From the beginning of the 20th century, however, the practical introduction of submarine navigation brought about the development of new elaborate periscopes of great length and provided with an optical system of lenses, which were built into the structure of the submarine.
In the present article, periscopes for land service and those forming part of the equipment of submarines will be described in turn.
(i) Land-service Periscopes vary much both in design and size, some being only a few inches long while others are as much as 80 ft.
Less conspicuous periscopes were therefore designed, and these, in order to take in enough of the foreground, had to be provided with a magnifying as well as a reflecting system.
Small German periscopes were usually 1 metre or 2 a metre in length and had two eyepieces giving magnifications 10 and 15 diameters.

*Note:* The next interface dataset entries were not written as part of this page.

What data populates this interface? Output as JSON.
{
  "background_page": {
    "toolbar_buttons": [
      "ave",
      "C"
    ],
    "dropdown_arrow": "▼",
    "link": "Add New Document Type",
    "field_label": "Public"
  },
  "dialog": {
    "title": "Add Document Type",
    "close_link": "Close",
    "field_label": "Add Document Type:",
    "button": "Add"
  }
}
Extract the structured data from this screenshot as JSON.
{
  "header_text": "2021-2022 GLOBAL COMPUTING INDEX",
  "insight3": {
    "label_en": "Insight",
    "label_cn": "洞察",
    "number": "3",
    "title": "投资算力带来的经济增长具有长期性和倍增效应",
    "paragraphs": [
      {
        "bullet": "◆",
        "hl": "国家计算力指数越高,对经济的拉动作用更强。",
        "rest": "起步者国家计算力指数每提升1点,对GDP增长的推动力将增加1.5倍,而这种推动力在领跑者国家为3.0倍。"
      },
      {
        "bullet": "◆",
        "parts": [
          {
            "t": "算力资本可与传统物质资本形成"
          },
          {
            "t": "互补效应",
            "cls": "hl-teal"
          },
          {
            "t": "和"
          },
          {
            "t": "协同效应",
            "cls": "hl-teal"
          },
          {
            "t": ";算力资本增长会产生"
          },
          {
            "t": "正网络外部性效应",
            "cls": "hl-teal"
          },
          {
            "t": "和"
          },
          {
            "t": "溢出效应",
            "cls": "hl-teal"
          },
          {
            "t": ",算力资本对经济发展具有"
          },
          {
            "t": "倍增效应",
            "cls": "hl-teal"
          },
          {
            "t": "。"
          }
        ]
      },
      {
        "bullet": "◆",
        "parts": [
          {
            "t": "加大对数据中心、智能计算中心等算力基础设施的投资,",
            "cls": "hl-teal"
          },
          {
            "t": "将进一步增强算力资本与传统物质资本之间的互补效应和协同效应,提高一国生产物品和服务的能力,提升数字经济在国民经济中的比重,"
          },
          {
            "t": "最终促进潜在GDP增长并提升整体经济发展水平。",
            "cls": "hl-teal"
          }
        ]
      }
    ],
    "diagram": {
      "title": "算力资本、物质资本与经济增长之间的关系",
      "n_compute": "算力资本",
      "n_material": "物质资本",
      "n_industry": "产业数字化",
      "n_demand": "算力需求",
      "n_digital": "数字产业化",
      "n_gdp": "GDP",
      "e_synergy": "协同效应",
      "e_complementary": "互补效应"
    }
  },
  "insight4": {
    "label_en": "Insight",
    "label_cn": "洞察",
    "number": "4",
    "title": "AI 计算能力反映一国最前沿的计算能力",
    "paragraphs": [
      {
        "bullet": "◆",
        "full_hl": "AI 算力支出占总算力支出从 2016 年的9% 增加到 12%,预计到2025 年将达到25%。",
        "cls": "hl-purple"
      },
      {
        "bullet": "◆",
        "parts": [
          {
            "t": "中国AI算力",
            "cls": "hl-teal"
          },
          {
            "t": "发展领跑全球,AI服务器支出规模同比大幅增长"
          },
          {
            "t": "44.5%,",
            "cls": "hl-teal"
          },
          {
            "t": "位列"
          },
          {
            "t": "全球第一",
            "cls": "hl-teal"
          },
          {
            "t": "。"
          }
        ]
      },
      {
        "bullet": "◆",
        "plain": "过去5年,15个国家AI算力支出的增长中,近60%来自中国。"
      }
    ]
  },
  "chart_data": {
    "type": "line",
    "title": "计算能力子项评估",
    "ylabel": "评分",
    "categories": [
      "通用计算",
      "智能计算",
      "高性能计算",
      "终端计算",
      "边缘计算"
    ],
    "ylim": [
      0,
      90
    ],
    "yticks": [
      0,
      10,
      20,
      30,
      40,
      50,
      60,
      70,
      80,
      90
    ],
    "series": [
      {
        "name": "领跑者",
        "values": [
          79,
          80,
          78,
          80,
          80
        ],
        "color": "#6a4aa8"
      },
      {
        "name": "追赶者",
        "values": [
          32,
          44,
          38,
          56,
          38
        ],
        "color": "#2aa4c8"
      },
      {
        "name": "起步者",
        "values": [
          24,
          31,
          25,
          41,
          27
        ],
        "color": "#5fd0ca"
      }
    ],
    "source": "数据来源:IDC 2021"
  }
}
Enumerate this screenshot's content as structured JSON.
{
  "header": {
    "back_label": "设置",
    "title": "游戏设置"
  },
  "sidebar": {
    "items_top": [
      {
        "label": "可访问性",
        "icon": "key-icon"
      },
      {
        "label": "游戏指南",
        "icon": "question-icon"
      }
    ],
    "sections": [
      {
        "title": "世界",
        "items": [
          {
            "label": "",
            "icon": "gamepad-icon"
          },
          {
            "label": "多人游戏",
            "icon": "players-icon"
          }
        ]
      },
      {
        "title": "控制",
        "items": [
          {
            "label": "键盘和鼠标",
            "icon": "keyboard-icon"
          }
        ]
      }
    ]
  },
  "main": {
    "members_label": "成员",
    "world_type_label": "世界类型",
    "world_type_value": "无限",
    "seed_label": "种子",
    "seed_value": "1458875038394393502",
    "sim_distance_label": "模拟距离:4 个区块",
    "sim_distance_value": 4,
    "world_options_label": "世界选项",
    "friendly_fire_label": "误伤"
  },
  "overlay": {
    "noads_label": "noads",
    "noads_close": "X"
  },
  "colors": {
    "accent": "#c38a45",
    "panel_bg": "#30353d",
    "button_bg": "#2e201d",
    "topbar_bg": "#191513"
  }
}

Many periscopes of considerable length and special design have been used, to enable observations being made in comparative safety from behind large objects, e.g.
To enable a distant ship or other object to be examined more closely it is possible in some periscopes to change the magnification from a normal power of 1.5 to a power of 6.
As a rule every submarine has at least two periscopes, one unifocal with a small upper tube and the other bifocal and sky-searching with a larger upper tube.
Whilst in the British service sky searching up to right overhead was arranged for, German periscopes as a whole are limited to 20° above the horizontal.
Although two periscopes are provided when attacking, one only would be shown for short periods to get check observation so as to prevent the wash of the upper tube revealing the proximity of the submarine.